#### [What you need to do]
Please return the records below exactly as they appear, leaving every picture out.

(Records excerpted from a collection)
※

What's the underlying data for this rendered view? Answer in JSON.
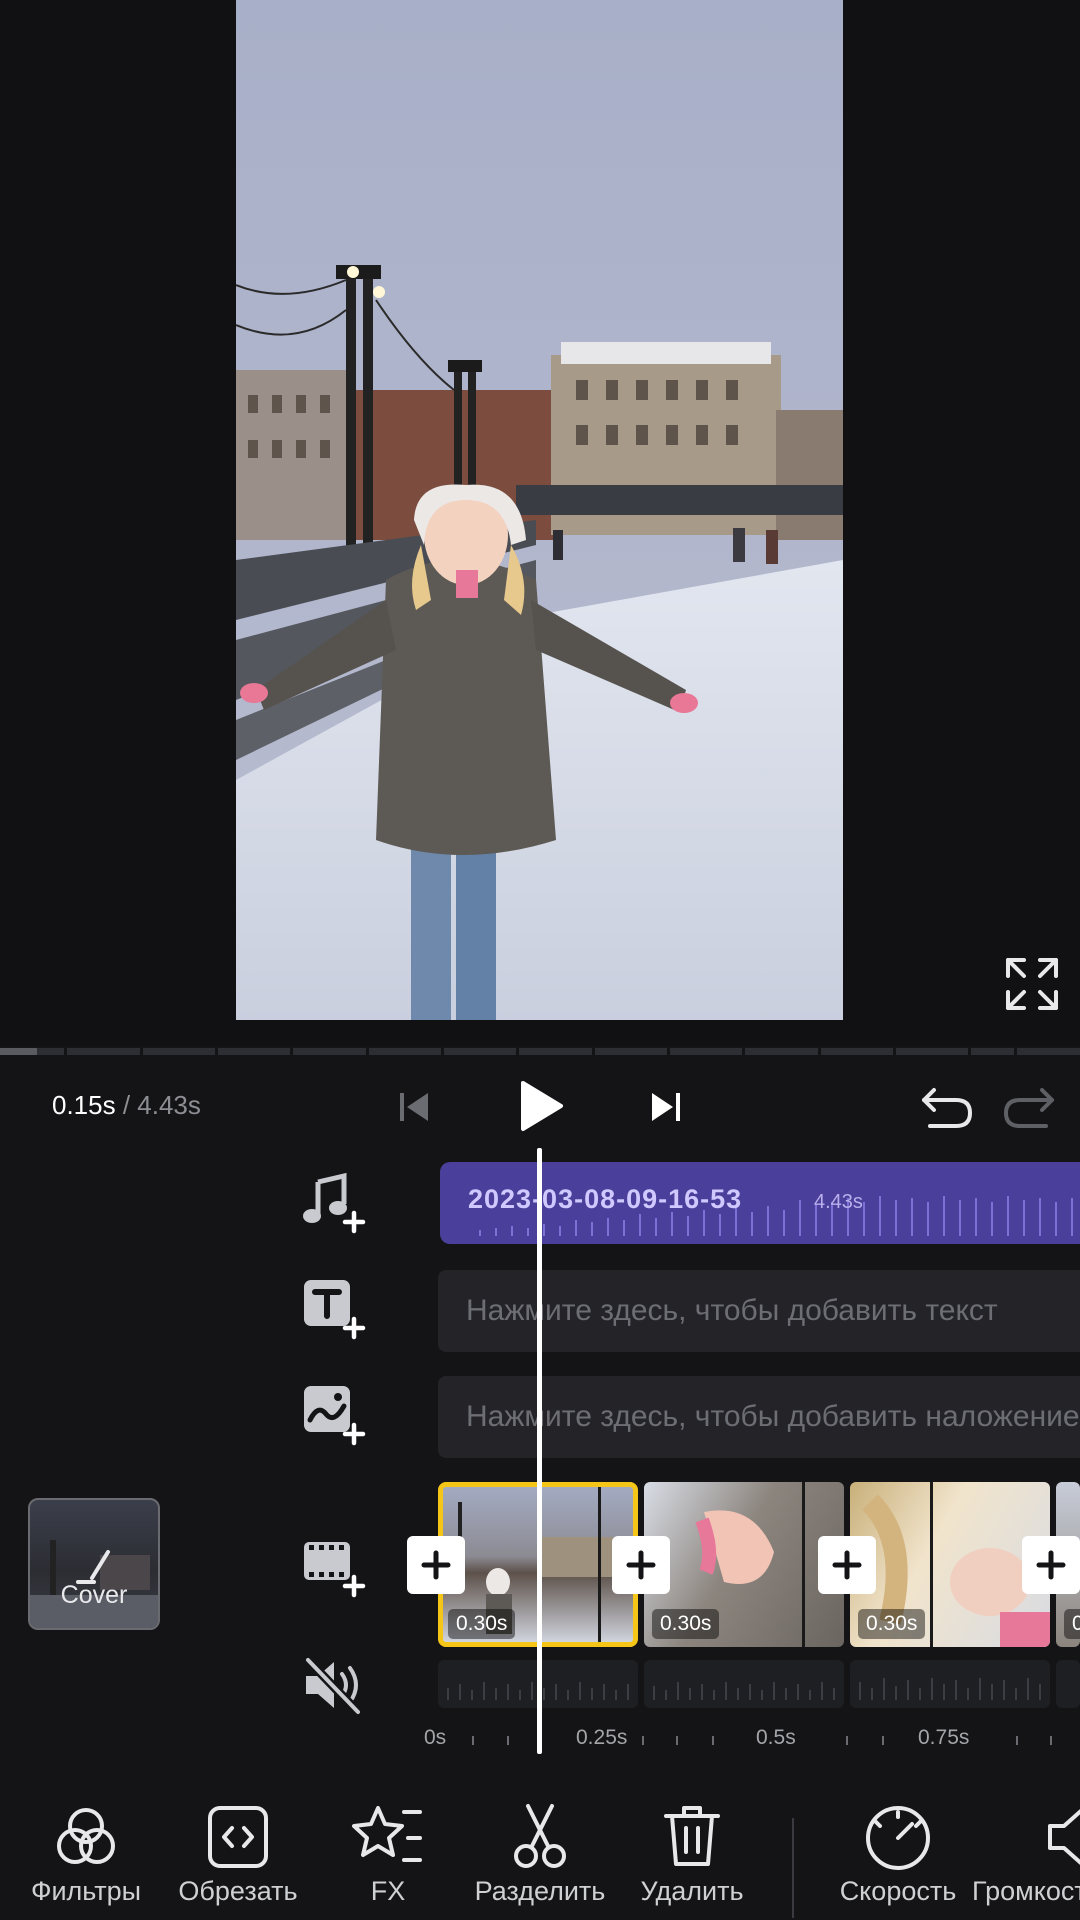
{
  "player": {
    "current_time": "0.15s",
    "separator": " / ",
    "total_time": "4.43s",
    "progress_fraction": 0.034
  },
  "audio_track": {
    "name": "2023-03-08-09-16-53",
    "duration": "4.43s"
  },
  "text_track": {
    "hint": "Нажмите здесь, чтобы добавить текст"
  },
  "overlay_track": {
    "hint": "Нажмите здесь, чтобы добавить наложение"
  },
  "video_track": {
    "clips": [
      {
        "duration": "0.30s",
        "selected": true
      },
      {
        "duration": "0.30s",
        "selected": false
      },
      {
        "duration": "0.30s",
        "selected": false
      },
      {
        "duration": "0",
        "selected": false
      }
    ]
  },
  "cover": {
    "label": "Cover"
  },
  "ruler": {
    "labels": [
      "0s",
      "0.25s",
      "0.5s",
      "0.75s"
    ]
  },
  "toolbar": {
    "items": [
      {
        "label": "Фильтры",
        "icon": "filters-icon"
      },
      {
        "label": "Обрезать",
        "icon": "trim-icon"
      },
      {
        "label": "FX",
        "icon": "fx-star-icon"
      },
      {
        "label": "Разделить",
        "icon": "scissors-icon"
      },
      {
        "label": "Удалить",
        "icon": "trash-icon"
      },
      {
        "label": "Скорость",
        "icon": "speedometer-icon"
      },
      {
        "label": "Громкость",
        "icon": "volume-icon"
      }
    ]
  },
  "colors": {
    "background": "#141416",
    "audio_track": "#4a3f9a",
    "selection": "#f5c518",
    "playhead": "#ffffff"
  }
}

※

#### [Solution to the exercise]
What's the underlying data for this rendered view? Answer in JSON.
{
  "player": {
    "current_time": "0.15s",
    "separator": " / ",
    "total_time": "4.43s",
    "progress_fraction": 0.034
  },
  "audio_track": {
    "name": "2023-03-08-09-16-53",
    "duration": "4.43s"
  },
  "text_track": {
    "hint": "Нажмите здесь, чтобы добавить текст"
  },
  "overlay_track": {
    "hint": "Нажмите здесь, чтобы добавить наложение"
  },
  "video_track": {
    "clips": [
      {
        "duration": "0.30s",
        "selected": true
      },
      {
        "duration": "0.30s",
        "selected": false
      },
      {
        "duration": "0.30s",
        "selected": false
      },
      {
        "duration": "0",
        "selected": false
      }
    ]
  },
  "cover": {
    "label": "Cover"
  },
  "ruler": {
    "labels": [
      "0s",
      "0.25s",
      "0.5s",
      "0.75s"
    ]
  },
  "toolbar": {
    "items": [
      {
        "label": "Фильтры",
        "icon": "filters-icon"
      },
      {
        "label": "Обрезать",
        "icon": "trim-icon"
      },
      {
        "label": "FX",
        "icon": "fx-star-icon"
      },
      {
        "label": "Разделить",
        "icon": "scissors-icon"
      },
      {
        "label": "Удалить",
        "icon": "trash-icon"
      },
      {
        "label": "Скорость",
        "icon": "speedometer-icon"
      },
      {
        "label": "Громкость",
        "icon": "volume-icon"
      }
    ]
  },
  "colors": {
    "background": "#141416",
    "audio_track": "#4a3f9a",
    "selection": "#f5c518",
    "playhead": "#ffffff"
  }
}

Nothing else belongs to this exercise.